The first step to master this skill is to know the attributes of a good process goal. Many athletes I work with either don’t have goals, or their goals are not appropriate to make them take that very important step to push to the next level.

Here are the 5 COMPASS attributes of a good process goal: 

Examples of process goals for each attribute


  1. Under my control: I want to position my body on defense to see the disc and the person I defend.
  2. Not under my control: I want to win that game. (My control over this goal is limited because I cannot control my teammates’ decisions, my coaches’ decisions, the observers, or the performance of my opponents.)

Observable and Measurable

  1. Measurable: When I get the disc close to the sideline, I want to look for an option downfield within 2 seconds and then look at my reset.
  2. Not measurable: I want to throw well. (What does “throwing well” mean? How can I observe and measure it? How can I know I reached my goal? What are the criteria?)

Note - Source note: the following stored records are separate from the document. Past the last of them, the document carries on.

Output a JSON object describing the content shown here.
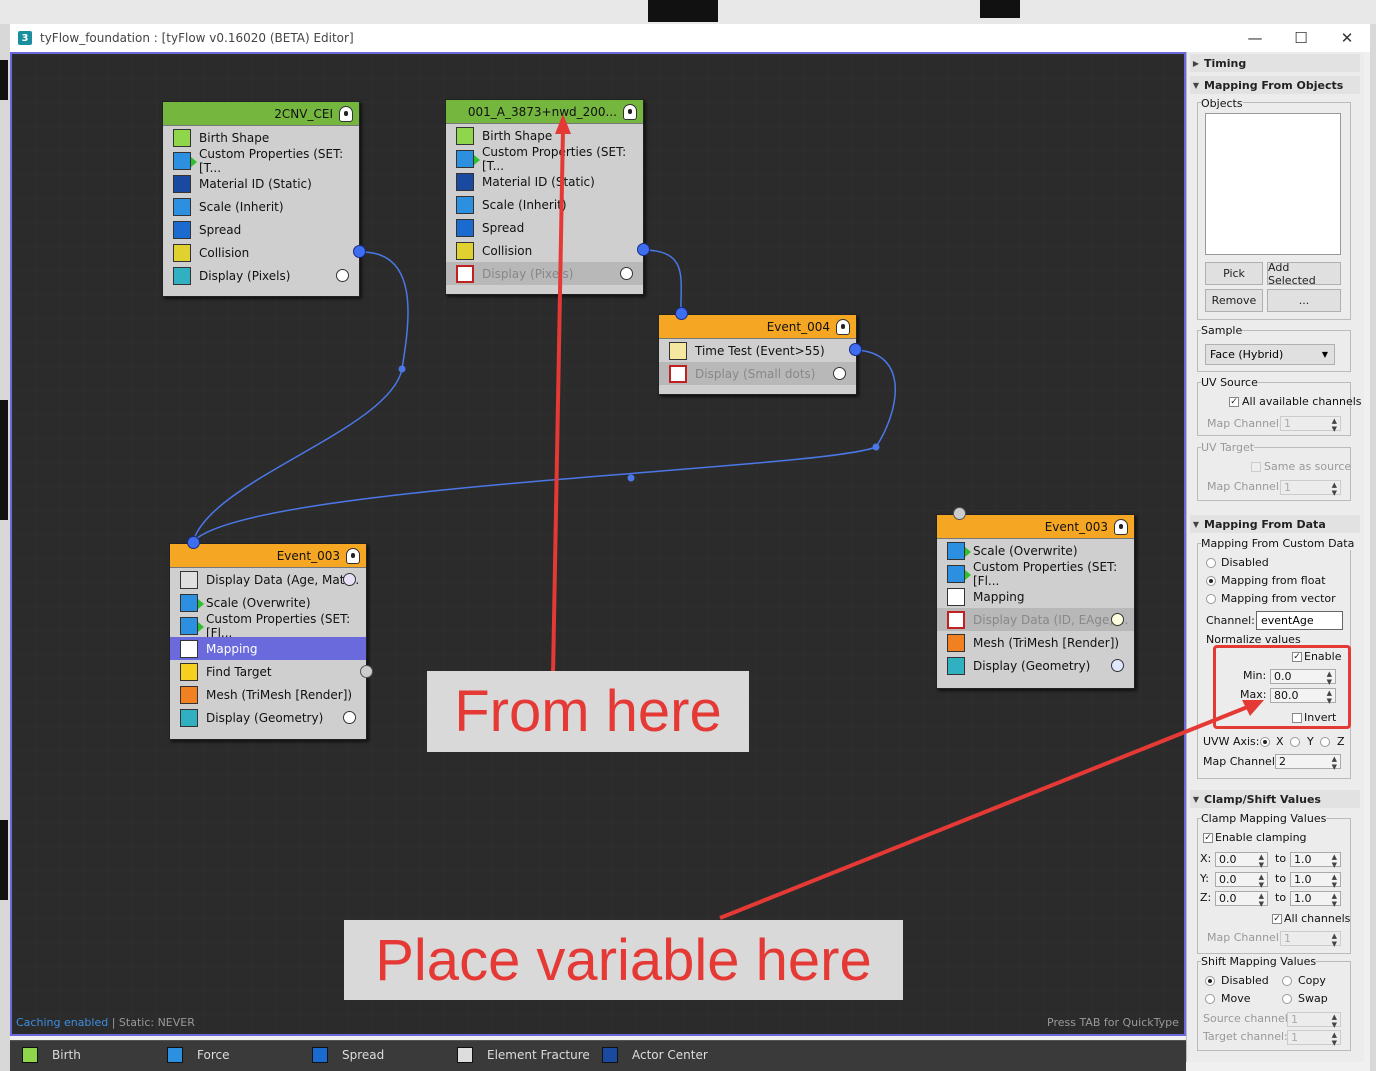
{
  "window": {
    "title": "tyFlow_foundation : [tyFlow v0.16020 (BETA) Editor]",
    "logo": "3"
  },
  "editor": {
    "status_cache": "Caching enabled",
    "status_static": " | Static: NEVER",
    "quicktype": "Press TAB for QuickType",
    "nodes": {
      "n1": {
        "title": "2CNV_CEI",
        "ops": [
          "Birth Shape",
          "Custom Properties (SET: [T...",
          "Material ID (Static)",
          "Scale (Inherit)",
          "Spread",
          "Collision",
          "Display (Pixels)"
        ]
      },
      "n2": {
        "title": "001_A_3873+nwd_200...",
        "ops": [
          "Birth Shape",
          "Custom Properties (SET: [T...",
          "Material ID (Static)",
          "Scale (Inherit)",
          "Spread",
          "Collision",
          "Display (Pixels)"
        ]
      },
      "n3": {
        "title": "Event_004",
        "ops": [
          "Time Test (Event>55)",
          "Display (Small dots)"
        ]
      },
      "n4": {
        "title": "Event_003",
        "ops": [
          "Display Data (Age, Matl...",
          "Scale (Overwrite)",
          "Custom Properties (SET: [Fl...",
          "Mapping",
          "Find Target",
          "Mesh (TriMesh [Render])",
          "Display (Geometry)"
        ]
      },
      "n5": {
        "title": "Event_003",
        "ops": [
          "Scale (Overwrite)",
          "Custom Properties (SET: [Fl...",
          "Mapping",
          "Display Data (ID, EAge, ...",
          "Mesh (TriMesh [Render])",
          "Display (Geometry)"
        ]
      }
    }
  },
  "annotations": {
    "from": "From here",
    "place": "Place variable here",
    "color": "#e53935"
  },
  "panel": {
    "timing": "Timing",
    "mfo": {
      "title": "Mapping From Objects",
      "objects_label": "Objects",
      "pick": "Pick",
      "add_selected": "Add Selected",
      "remove": "Remove",
      "more": "...",
      "sample_label": "Sample",
      "sample_value": "Face (Hybrid)",
      "uv_source": "UV Source",
      "all_channels": "All available channels",
      "map_channel": "Map Channel:",
      "map_channel_val": "1",
      "uv_target": "UV Target",
      "same_as_source": "Same as source",
      "map_channel2": "Map Channel:",
      "map_channel2_val": "1"
    },
    "mfd": {
      "title": "Mapping From Data",
      "mfcd": "Mapping From Custom Data",
      "disabled": "Disabled",
      "from_float": "Mapping from float",
      "from_vector": "Mapping from vector",
      "channel_label": "Channel:",
      "channel_value": "eventAge",
      "normalize": "Normalize values",
      "enable": "Enable",
      "min_label": "Min:",
      "min_val": "0.0",
      "max_label": "Max:",
      "max_val": "80.0",
      "invert": "Invert",
      "uvw_axis": "UVW Axis:",
      "ax_x": "X",
      "ax_y": "Y",
      "ax_z": "Z",
      "map_channel": "Map Channel:",
      "map_channel_val": "2"
    },
    "csv": {
      "title": "Clamp/Shift Values",
      "clamp_label": "Clamp Mapping Values",
      "enable_clamping": "Enable clamping",
      "x_label": "X:",
      "y_label": "Y:",
      "z_label": "Z:",
      "to": "to",
      "x_from": "0.0",
      "x_to": "1.0",
      "y_from": "0.0",
      "y_to": "1.0",
      "z_from": "0.0",
      "z_to": "1.0",
      "all_channels": "All channels",
      "map_channel": "Map Channel:",
      "map_channel_val": "1",
      "shift_label": "Shift Mapping Values",
      "disabled": "Disabled",
      "copy": "Copy",
      "move": "Move",
      "swap": "Swap",
      "source_channel": "Source channel:",
      "source_val": "1",
      "target_channel": "Target channel:",
      "target_val": "1"
    }
  },
  "toolbar": {
    "birth": "Birth",
    "force": "Force",
    "spread": "Spread",
    "element_fracture": "Element Fracture",
    "actor_center": "Actor Center"
  }
}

  1. Positive formulation: I want to throw an easy-to-catch forehand to my teammate at shoulder height.
  2. Not positive: I don’t want to throw a disc too high or too low.

Attainable* and Specific

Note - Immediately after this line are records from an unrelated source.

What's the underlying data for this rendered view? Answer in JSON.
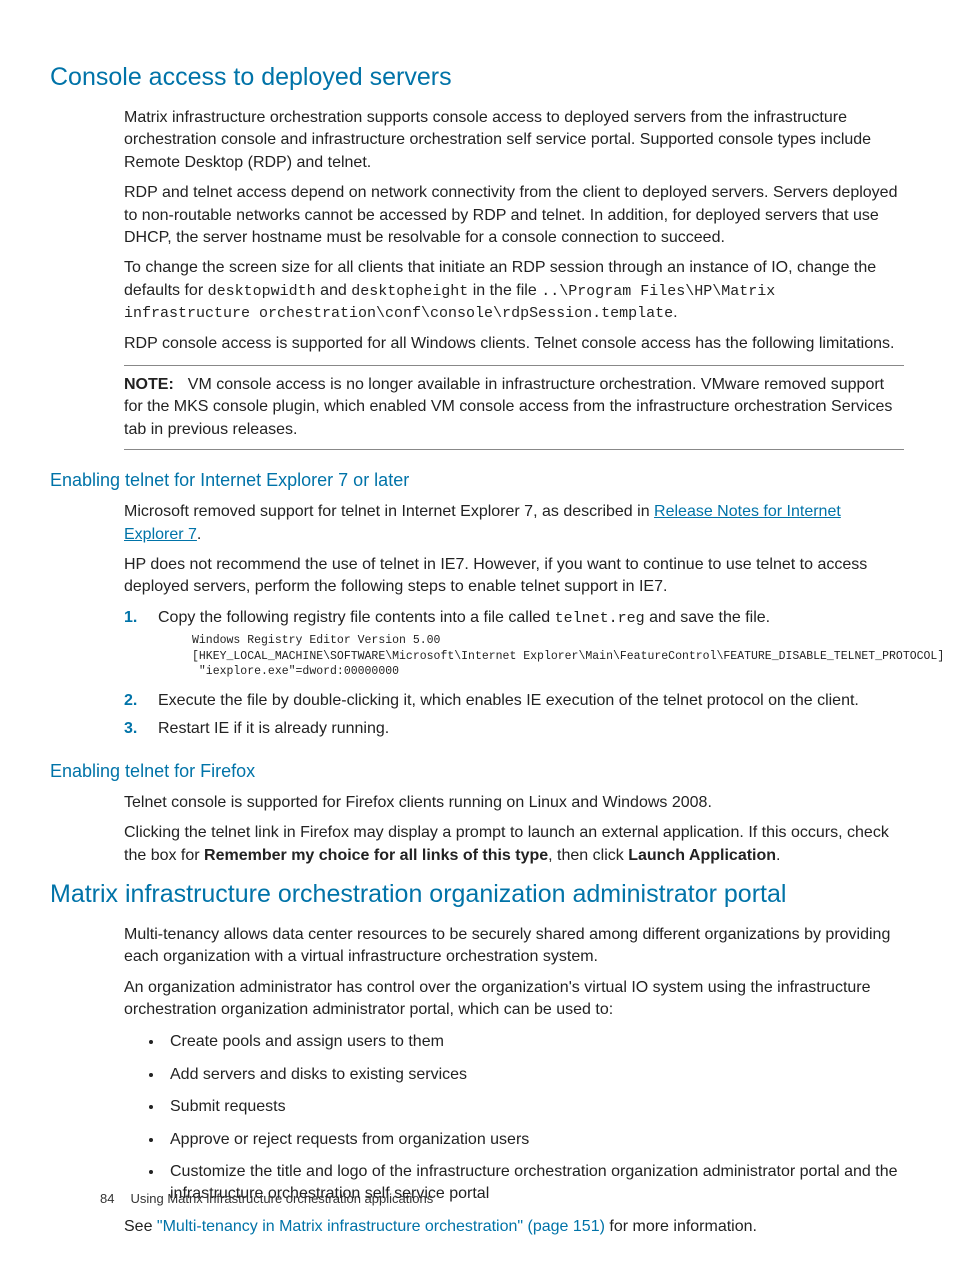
{
  "h1_console": "Console access to deployed servers",
  "console_p1": "Matrix infrastructure orchestration supports console access to deployed servers from the infrastructure orchestration console and infrastructure orchestration self service portal. Supported console types include Remote Desktop (RDP) and telnet.",
  "console_p2": "RDP and telnet access depend on network connectivity from the client to deployed servers. Servers deployed to non-routable networks cannot be accessed by RDP and telnet. In addition, for deployed servers that use DHCP, the server hostname must be resolvable for a console connection to succeed.",
  "console_p3_a": "To change the screen size for all clients that initiate an RDP session through an instance of IO, change the defaults for ",
  "console_p3_code1": "desktopwidth",
  "console_p3_b": " and ",
  "console_p3_code2": "desktopheight",
  "console_p3_c": " in the file ",
  "console_p3_code3": "..\\Program Files\\HP\\Matrix infrastructure orchestration\\conf\\console\\rdpSession.template",
  "console_p3_d": ".",
  "console_p4": "RDP console access is supported for all Windows clients. Telnet console access has the following limitations.",
  "note_label": "NOTE:",
  "note_text": "VM console access is no longer available in infrastructure orchestration. VMware removed support for the MKS console plugin, which enabled VM console access from the infrastructure orchestration Services tab in previous releases.",
  "h_ie7": "Enabling telnet for Internet Explorer 7 or later",
  "ie7_p1_a": "Microsoft removed support for telnet in Internet Explorer 7, as described in ",
  "ie7_link": "Release Notes for Internet Explorer 7",
  "ie7_p1_b": ".",
  "ie7_p2": "HP does not recommend the use of telnet in IE7. However, if you want to continue to use telnet to access deployed servers, perform the following steps to enable telnet support in IE7.",
  "steps": {
    "s1_a": "Copy the following registry file contents into a file called ",
    "s1_code": "telnet.reg",
    "s1_b": " and save the file.",
    "s1_block": "Windows Registry Editor Version 5.00\n[HKEY_LOCAL_MACHINE\\SOFTWARE\\Microsoft\\Internet Explorer\\Main\\FeatureControl\\FEATURE_DISABLE_TELNET_PROTOCOL]\n \"iexplore.exe\"=dword:00000000",
    "s2": "Execute the file by double-clicking it, which enables IE execution of the telnet protocol on the client.",
    "s3": "Restart IE if it is already running."
  },
  "h_ff": "Enabling telnet for Firefox",
  "ff_p1": "Telnet console is supported for Firefox clients running on Linux and Windows 2008.",
  "ff_p2_a": "Clicking the telnet link in Firefox may display a prompt to launch an external application. If this occurs, check the box for ",
  "ff_bold1": "Remember my choice for all links of this type",
  "ff_p2_b": ", then click ",
  "ff_bold2": "Launch Application",
  "ff_p2_c": ".",
  "h1_matrix": "Matrix infrastructure orchestration organization administrator portal",
  "matrix_p1": "Multi-tenancy allows data center resources to be securely shared among different organizations by providing each organization with a virtual infrastructure orchestration system.",
  "matrix_p2": "An organization administrator has control over the organization's virtual IO system using the infrastructure orchestration organization administrator portal, which can be used to:",
  "bullets": [
    "Create pools and assign users to them",
    "Add servers and disks to existing services",
    "Submit requests",
    "Approve or reject requests from organization users",
    "Customize the title and logo of the infrastructure orchestration organization administrator portal and the infrastructure orchestration self service portal"
  ],
  "matrix_see_a": "See ",
  "matrix_see_link": "\"Multi-tenancy in Matrix infrastructure orchestration\" (page 151)",
  "matrix_see_b": " for more information.",
  "footer_page": "84",
  "footer_text": "Using Matrix infrastructure orchestration applications"
}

  1. Attainable and specific: I want to hit my target 8 times out of 10 with my backhand.
  2. Not realistic and specific: I want to complete all my throws (100%) for the whole tournament.

* Everything is possible! This attribute aims not to limit yourself, but rather to reduce the pressure you put on your shoulders and to help you perform more freely. When you must give your best performance ever to reach your goal, your stress increases dramatically…

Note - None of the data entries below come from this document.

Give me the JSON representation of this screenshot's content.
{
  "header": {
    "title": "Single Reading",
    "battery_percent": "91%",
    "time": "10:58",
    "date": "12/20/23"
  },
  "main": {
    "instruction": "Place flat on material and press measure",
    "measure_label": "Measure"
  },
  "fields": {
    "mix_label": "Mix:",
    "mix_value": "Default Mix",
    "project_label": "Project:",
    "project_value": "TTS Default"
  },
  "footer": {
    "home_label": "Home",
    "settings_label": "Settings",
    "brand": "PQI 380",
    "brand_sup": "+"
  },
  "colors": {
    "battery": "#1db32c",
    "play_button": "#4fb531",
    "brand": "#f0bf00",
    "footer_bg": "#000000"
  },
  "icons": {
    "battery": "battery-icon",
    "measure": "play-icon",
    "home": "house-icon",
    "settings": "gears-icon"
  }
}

Perceptible via Senses

  1. Related to the senses: I want to reposition myself quickly when marking by lowering my center of gravity and staying on the balls of my feet. (touch / physical sensations)
  2. Not related to the senses: I want to make a good mark. (What do I need to see or hear for a “good” mark? Do I have to feel a specific sensation?)

Step 2. Start Practicing Now!

It is now time to set goals for your next practice or game. It can be for any game; the purpose here is to learn to do it!

Download your Goal Setting Worksheet

Choose up to 3 topics for which you would like to set goals for your upcoming practice or game. In the worksheet, write down 1 or 2 process goal(s) for each topic.

Examples of topics

  • Throwing, marking, and reactions to my own mistakes.
  • Cutting, covering on defense, and my reactions to calls.
  • Backhand throws, covering strikers on defense, and my reaction after teammates’ mistakes.

Make sure your goals meet the 5 COMPASS attributes. For each goal, revise the attributes and check the corresponding boxes in the worksheet.

Do it with your team

You can also repeat the same exercise with your team. 

Examples of team topics

  • Offense strategy, defense strategy, and the attitude on the sideline.
  • Covering cutters on defense, end zone offense, and our attitude after we score.
  • Break throws, marking handlers, and our attitude after we don’t score.

Step 3. Master Your Focus

The next step is to train to become a master at setting goals! 

Goal setting requires practice: you want to learn what works for you. Many roads lead to your goals, and you must find the best and fastest road for you. The more you practice setting goals, the better you become at targeting the real problem and finding the right solution.

Moreover, your process goals must be specific enough so you can see progress; it will give you the motivation to keep going. Finally, your goals must also inspire you to push your limits without being so high that they put too much pressure on your shoulders and slow you down. 

You should also strengthen your attention and learn to focus on your goals—not on things you can’t control. Start small at a practice or league game, and then do it for games with higher stakes.

Repeat this exercise for practices and for games to clarify where you are going and how to get there. Over time, you will do it more quickly and easily, and you will learn to master your focus in the season’s biggest games.

Want to Continue your Mental Toughness work?

Guylaine Girard is a Mental & Ultimate Coach who would love to help you achieve your goals this year.

Download her free ebook: 3 Step to Get in the Zone and Find Your Flow

Or continue your mental toughness training with Guylaine on her brand new Patreon membership.